svb89 said...

My name is not svb89 but Randall

Chip Van Emmerik said...

Sorry, I was not sure how it would work. I do not have a Google password or an "other" webpage, so I chose anonymous because it was eaisiest. I just noticed the line that says all these fields are optional. Hopefully this will work.

Our sermons our normally expository, so they are drawn from one primary passage. However, there are times when they are expository/topical - where a thought the author glossed over in his epistle because he had covered it in person previously needs to be fleshed out to be understood in our church setting. These instances may only have one verse read at the beginning of a message, though many other verses/passages will be read during the course of the sermon.

And there are some topical messages thrown in as well, but never without careful use of Scripture throughout. Would you include these instances under Scripture reading in the church?

I guess my question comes down to this. Most church I have attended that promote "Scripture Reading" in the service have a time in the service dedicated to this, and the passage is generally distinct in content from the message. I have no problem with this, I am just wondering if this is the only way to faithfully follow the pattern of Scripture reading found in Scripture.

Larry said...

First, as far as names go, I don't particularly care whether you have a blogger account. It is enough for me that one sign with a name at the bottom. And I won't delete you for not using a name. It is just a preference, particularly for responding. I like to talk to people with names ...

To Randall, there is a point to the fact that public reading was the only way to hear Scripture for the most part. So it definitely has a different nature now.

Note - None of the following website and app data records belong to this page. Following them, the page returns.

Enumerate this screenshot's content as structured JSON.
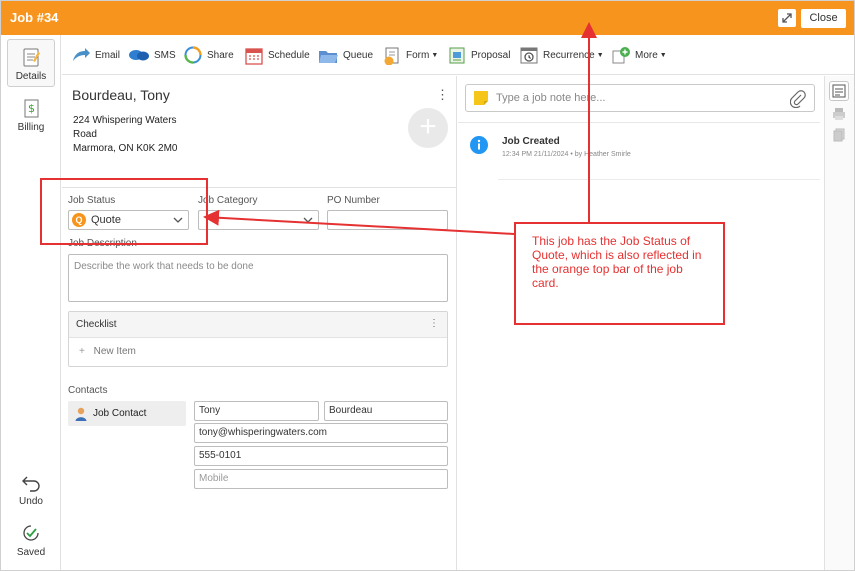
{
  "titlebar": {
    "title": "Job #34",
    "close_label": "Close"
  },
  "rail": {
    "details": "Details",
    "billing": "Billing",
    "undo": "Undo",
    "saved": "Saved"
  },
  "toolbar": {
    "email": "Email",
    "sms": "SMS",
    "share": "Share",
    "schedule": "Schedule",
    "queue": "Queue",
    "form": "Form",
    "proposal": "Proposal",
    "recurrence": "Recurrence",
    "more": "More"
  },
  "customer": {
    "name": "Bourdeau, Tony",
    "address_line1": "224 Whispering Waters",
    "address_line2": "Road",
    "address_line3": "Marmora, ON K0K 2M0"
  },
  "fields": {
    "job_status_label": "Job Status",
    "job_status_value": "Quote",
    "job_status_badge": "Q",
    "job_category_label": "Job Category",
    "po_number_label": "PO Number",
    "job_description_label": "Job Description",
    "job_description_placeholder": "Describe the work that needs to be done"
  },
  "checklist": {
    "title": "Checklist",
    "new_item": "New Item"
  },
  "contacts": {
    "label": "Contacts",
    "type": "Job Contact",
    "first_name": "Tony",
    "last_name": "Bourdeau",
    "email": "tony@whisperingwaters.com",
    "phone": "555-0101",
    "mobile_placeholder": "Mobile"
  },
  "notes": {
    "placeholder": "Type a job note here..."
  },
  "activity": {
    "title": "Job Created",
    "meta": "12:34 PM 21/11/2024 • by Heather Smirle"
  },
  "annotation": {
    "text": "This job has the Job Status of Quote, which is also reflected in the orange top bar of the job card.",
    "color": "#e53131"
  },
  "colors": {
    "status_orange": "#f7941d",
    "info_blue": "#2196f3"
  }
}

To Chip, I think there are some acceptable ways to do topical messages, provided we do it with great care not to abuse the text or the topic. Tying that into reading, I still think it beneficial to have some relevant Scripture reading during the service, whether from the text being preached from, or a related text of some sort. Even if one is picking a topic from a verse, the paragraph itself still sets the context for the use of the phrase and justifies the topic being addressed.

I think there are different acceptable ways to read the Scripture publicly (whether unison, responsive, or solo; whether the text of the message or another text; whether prior to the message by the pastor, or earlier in teh service by another person). On the other hand, I am not sure there are acceptable ways to not read the Scripture publicly.